• _Task statement_
In the material beneath, how many lines contain the word "name"? Give the count alone.

- - - - - - -

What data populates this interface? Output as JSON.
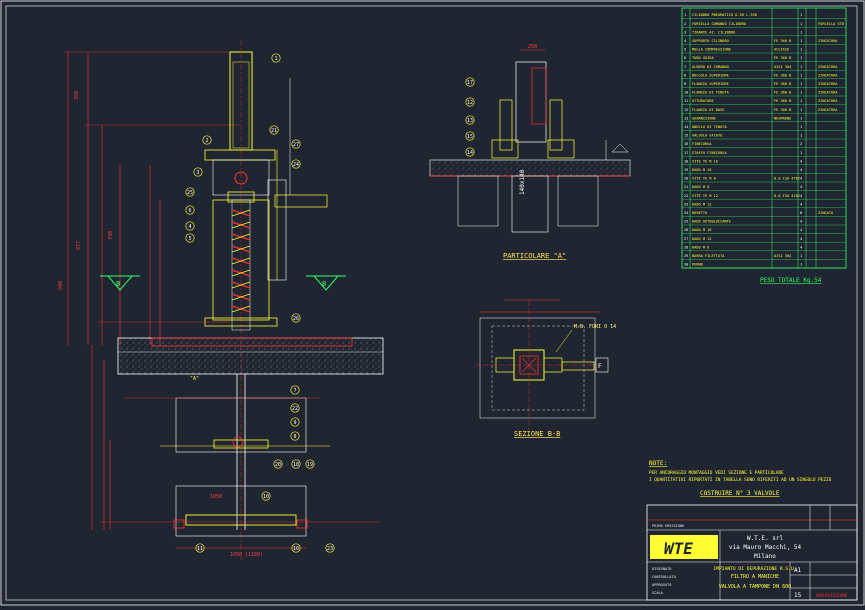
{
  "parts_list": {
    "rows": [
      {
        "n": "1",
        "desc": "CILINDRO PNEUMATICO D.50 L.350",
        "mat": "",
        "q": "1",
        "note": ""
      },
      {
        "n": "2",
        "desc": "FORCELLA COMANDO CILINDRO",
        "mat": "",
        "q": "1",
        "note": "FORCELLA STD"
      },
      {
        "n": "3",
        "desc": "TIRANTE AZ. CILINDRO",
        "mat": "",
        "q": "1",
        "note": ""
      },
      {
        "n": "4",
        "desc": "SUPPORTO CILINDRO",
        "mat": "FE 360 B",
        "q": "1",
        "note": "ZINCATURA"
      },
      {
        "n": "5",
        "desc": "MOLLA COMPRESSIONE",
        "mat": "ACCIAIO",
        "q": "1",
        "note": ""
      },
      {
        "n": "6",
        "desc": "TUBO GUIDA",
        "mat": "FE 360 B",
        "q": "1",
        "note": ""
      },
      {
        "n": "7",
        "desc": "ALBERO DI COMANDO",
        "mat": "AISI 304",
        "q": "1",
        "note": "ZINCATURA"
      },
      {
        "n": "8",
        "desc": "BOCCOLA SUPERIORE",
        "mat": "FE 360 B",
        "q": "1",
        "note": "ZINCATURA"
      },
      {
        "n": "9",
        "desc": "FLANGIA SUPERIORE",
        "mat": "FE 360 B",
        "q": "1",
        "note": "ZINCATURA"
      },
      {
        "n": "10",
        "desc": "FLANGIA DI TENUTA",
        "mat": "FE 360 B",
        "q": "1",
        "note": "ZINCATURA"
      },
      {
        "n": "11",
        "desc": "OTTURATORE",
        "mat": "FE 360 B",
        "q": "1",
        "note": "ZINCATURA"
      },
      {
        "n": "12",
        "desc": "FLANGIA DI BASE",
        "mat": "FE 360 B",
        "q": "1",
        "note": "ZINCATURA"
      },
      {
        "n": "13",
        "desc": "GUARNIZIONE",
        "mat": "NEOPRENE",
        "q": "1",
        "note": ""
      },
      {
        "n": "14",
        "desc": "ANELLO DI TENUTA",
        "mat": "",
        "q": "1",
        "note": ""
      },
      {
        "n": "15",
        "desc": "VALVOLA SFIATO",
        "mat": "",
        "q": "1",
        "note": ""
      },
      {
        "n": "16",
        "desc": "FINECORSA",
        "mat": "",
        "q": "2",
        "note": ""
      },
      {
        "n": "17",
        "desc": "STAFFA FINECORSA",
        "mat": "",
        "q": "1",
        "note": ""
      },
      {
        "n": "18",
        "desc": "VITE TE M 10",
        "mat": "",
        "q": "4",
        "note": ""
      },
      {
        "n": "19",
        "desc": "DADO M 10",
        "mat": "",
        "q": "4",
        "note": ""
      },
      {
        "n": "20",
        "desc": "VITE TE M 8",
        "mat": "8.8 ISO 4762",
        "q": "4",
        "note": ""
      },
      {
        "n": "21",
        "desc": "DADO M 8",
        "mat": "",
        "q": "4",
        "note": ""
      },
      {
        "n": "22",
        "desc": "VITE TE M 12",
        "mat": "8.8 ISO 4762",
        "q": "4",
        "note": ""
      },
      {
        "n": "23",
        "desc": "DADO M 12",
        "mat": "",
        "q": "4",
        "note": ""
      },
      {
        "n": "24",
        "desc": "ROSETTA",
        "mat": "",
        "q": "8",
        "note": "ZINCATA"
      },
      {
        "n": "25",
        "desc": "DADO AUTOBLOCCANTE",
        "mat": "",
        "q": "4",
        "note": ""
      },
      {
        "n": "26",
        "desc": "DADO M 16",
        "mat": "",
        "q": "4",
        "note": ""
      },
      {
        "n": "27",
        "desc": "DADO M 12",
        "mat": "",
        "q": "4",
        "note": ""
      },
      {
        "n": "28",
        "desc": "DADO M 8",
        "mat": "",
        "q": "4",
        "note": ""
      },
      {
        "n": "29",
        "desc": "BARRA FILETTATA",
        "mat": "AISI 304",
        "q": "1",
        "note": ""
      },
      {
        "n": "30",
        "desc": "PERNO",
        "mat": "",
        "q": "1",
        "note": ""
      }
    ],
    "weight_label": "PESO TOTALE Kg.54"
  },
  "views": {
    "detail_a_title": "PARTICOLARE \"A\"",
    "section_b_title": "SEZIONE B-B",
    "section_marker": "B",
    "detail_marker": "\"A\"",
    "mb_label": "M.B. FORI 0 14",
    "dim_140": "140x140"
  },
  "notes": {
    "header": "NOTE:",
    "line1": "PER ANCORAGGIO MONTAGGIO VEDI SEZIONE E PARTICOLARE",
    "line2": "I QUANTITATIVI RIPORTATI IN TABELLA SONO RIFERITI AD UN SINGOLO PEZZO",
    "construction": "COSTRUIRE N° 3 VALVOLE"
  },
  "title_block": {
    "logo": "WTE",
    "company": "W.T.E. srl",
    "address": "via Mauro Macchi, 54",
    "city": "Milano",
    "plant": "IMPIANTO DI DEPURAZIONE",
    "line1": "IMPIANTO DI DEPURAZIONE R.S.U.",
    "line2": "FILTRO A MANICHE",
    "drawing_title": "VALVOLA A TAMPONE DN 600",
    "format": "A1",
    "sheet": "15"
  },
  "balloons": [
    "1",
    "2",
    "3",
    "4",
    "5",
    "6",
    "7",
    "8",
    "9",
    "10",
    "11",
    "12",
    "13",
    "14",
    "15",
    "16",
    "17",
    "18",
    "19",
    "20",
    "21",
    "22",
    "23",
    "24",
    "25",
    "26",
    "27"
  ],
  "colors": {
    "background": "#1f2531",
    "line_white": "#ffffff",
    "line_yellow": "#ffff33",
    "line_red": "#ff3030",
    "line_green": "#33ff66",
    "line_cyan": "#33ffff"
  }
}
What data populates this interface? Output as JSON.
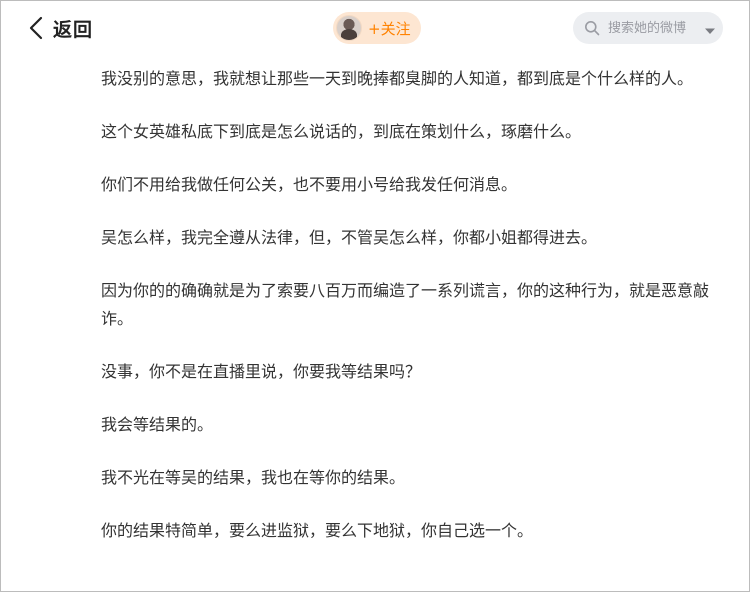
{
  "header": {
    "back_label": "返回",
    "follow_label": "+关注",
    "search_placeholder": "搜索她的微博"
  },
  "icons": {
    "back": "chevron-left-icon",
    "search": "search-icon",
    "dropdown": "chevron-down-icon",
    "avatar": "avatar"
  },
  "colors": {
    "accent": "#ff8200",
    "follow_bg": "#fde6d2",
    "search_bg": "#eceef1",
    "text": "#333333"
  },
  "post": {
    "paragraphs": [
      "我没别的意思，我就想让那些一天到晚捧都臭脚的人知道，都到底是个什么样的人。",
      "这个女英雄私底下到底是怎么说话的，到底在策划什么，琢磨什么。",
      "你们不用给我做任何公关，也不要用小号给我发任何消息。",
      "吴怎么样，我完全遵从法律，但，不管吴怎么样，你都小姐都得进去。",
      "因为你的的确确就是为了索要八百万而编造了一系列谎言，你的这种行为，就是恶意敲诈。",
      "没事，你不是在直播里说，你要我等结果吗？",
      "我会等结果的。",
      "我不光在等吴的结果，我也在等你的结果。",
      "你的结果特简单，要么进监狱，要么下地狱，你自己选一个。"
    ]
  }
}
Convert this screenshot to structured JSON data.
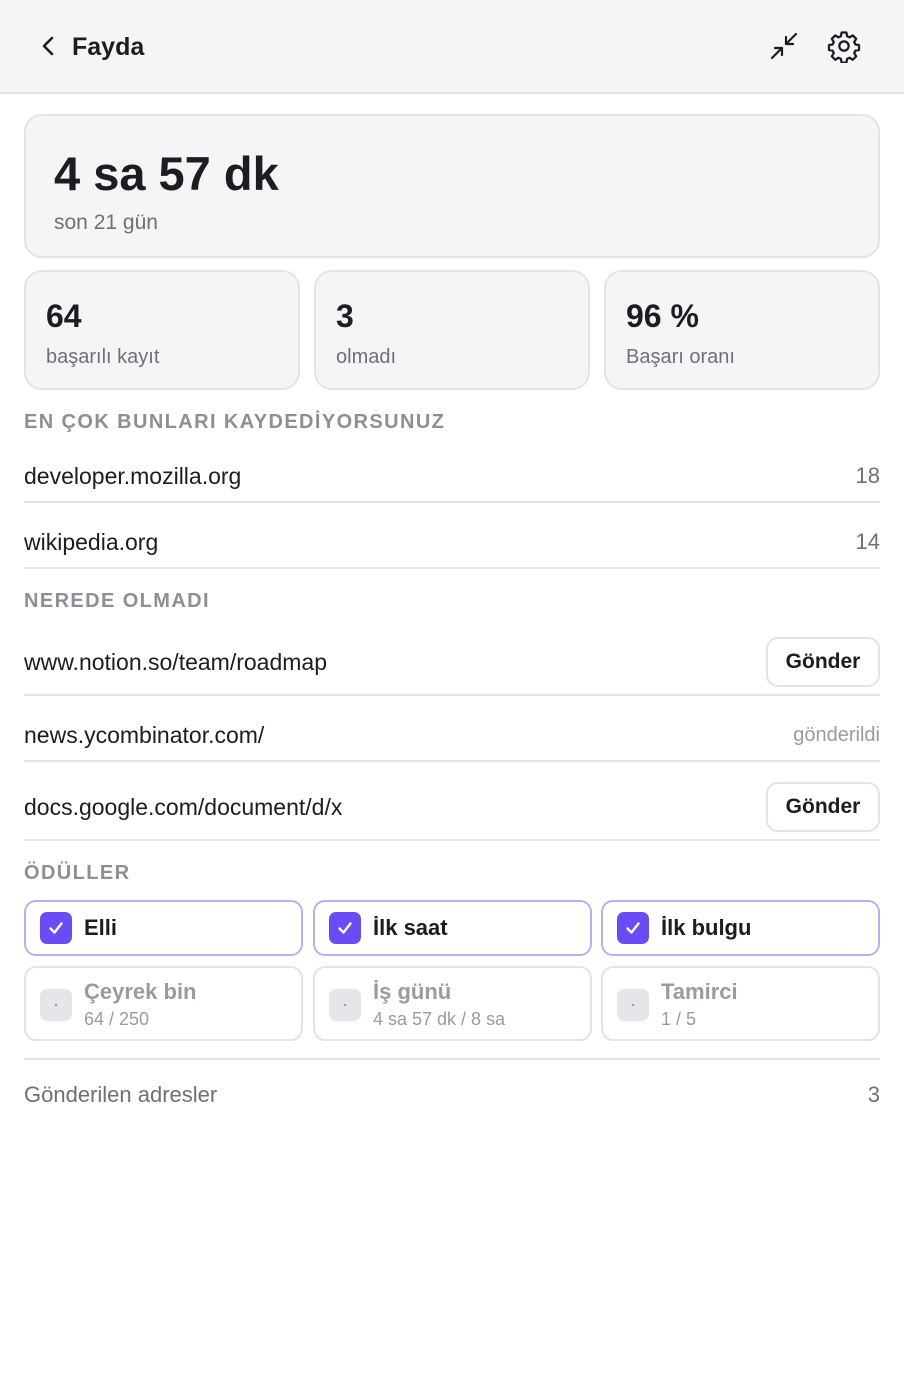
{
  "header": {
    "title": "Fayda",
    "back_icon": "chevron-left-icon",
    "collapse_icon": "collapse-arrows-icon",
    "settings_icon": "gear-icon"
  },
  "summary": {
    "total_time": "4 sa 57 dk",
    "period": "son 21 gün"
  },
  "stats": [
    {
      "value": "64",
      "label": "başarılı kayıt"
    },
    {
      "value": "3",
      "label": "olmadı"
    },
    {
      "value": "96 %",
      "label": "Başarı oranı"
    }
  ],
  "top_sites": {
    "title": "EN ÇOK BUNLARI KAYDEDİYORSUNUZ",
    "items": [
      {
        "domain": "developer.mozilla.org",
        "count": "18"
      },
      {
        "domain": "wikipedia.org",
        "count": "14"
      }
    ]
  },
  "failures": {
    "title": "NEREDE OLMADI",
    "send_label": "Gönder",
    "items": [
      {
        "url": "www.notion.so/team/roadmap",
        "status": "Gönder"
      },
      {
        "url": "news.ycombinator.com/",
        "status": "gönderildi"
      },
      {
        "url": "docs.google.com/document/d/x",
        "status": "Gönder"
      }
    ]
  },
  "awards": {
    "title": "ÖDÜLLER",
    "earned": [
      {
        "name": "Elli"
      },
      {
        "name": "İlk saat"
      },
      {
        "name": "İlk bulgu"
      }
    ],
    "locked": [
      {
        "name": "Çeyrek bin",
        "progress": "64 / 250"
      },
      {
        "name": "İş günü",
        "progress": "4 sa 57 dk / 8 sa"
      },
      {
        "name": "Tamirci",
        "progress": "1 / 5"
      }
    ]
  },
  "footer": {
    "label": "Gönderilen adresler",
    "count": "3"
  },
  "colors": {
    "accent": "#6a4cf5",
    "card_bg": "#f5f5f7",
    "border": "#e3e3e8",
    "muted_text": "#6f6f78"
  }
}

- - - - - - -

• _Solution to the problem_
6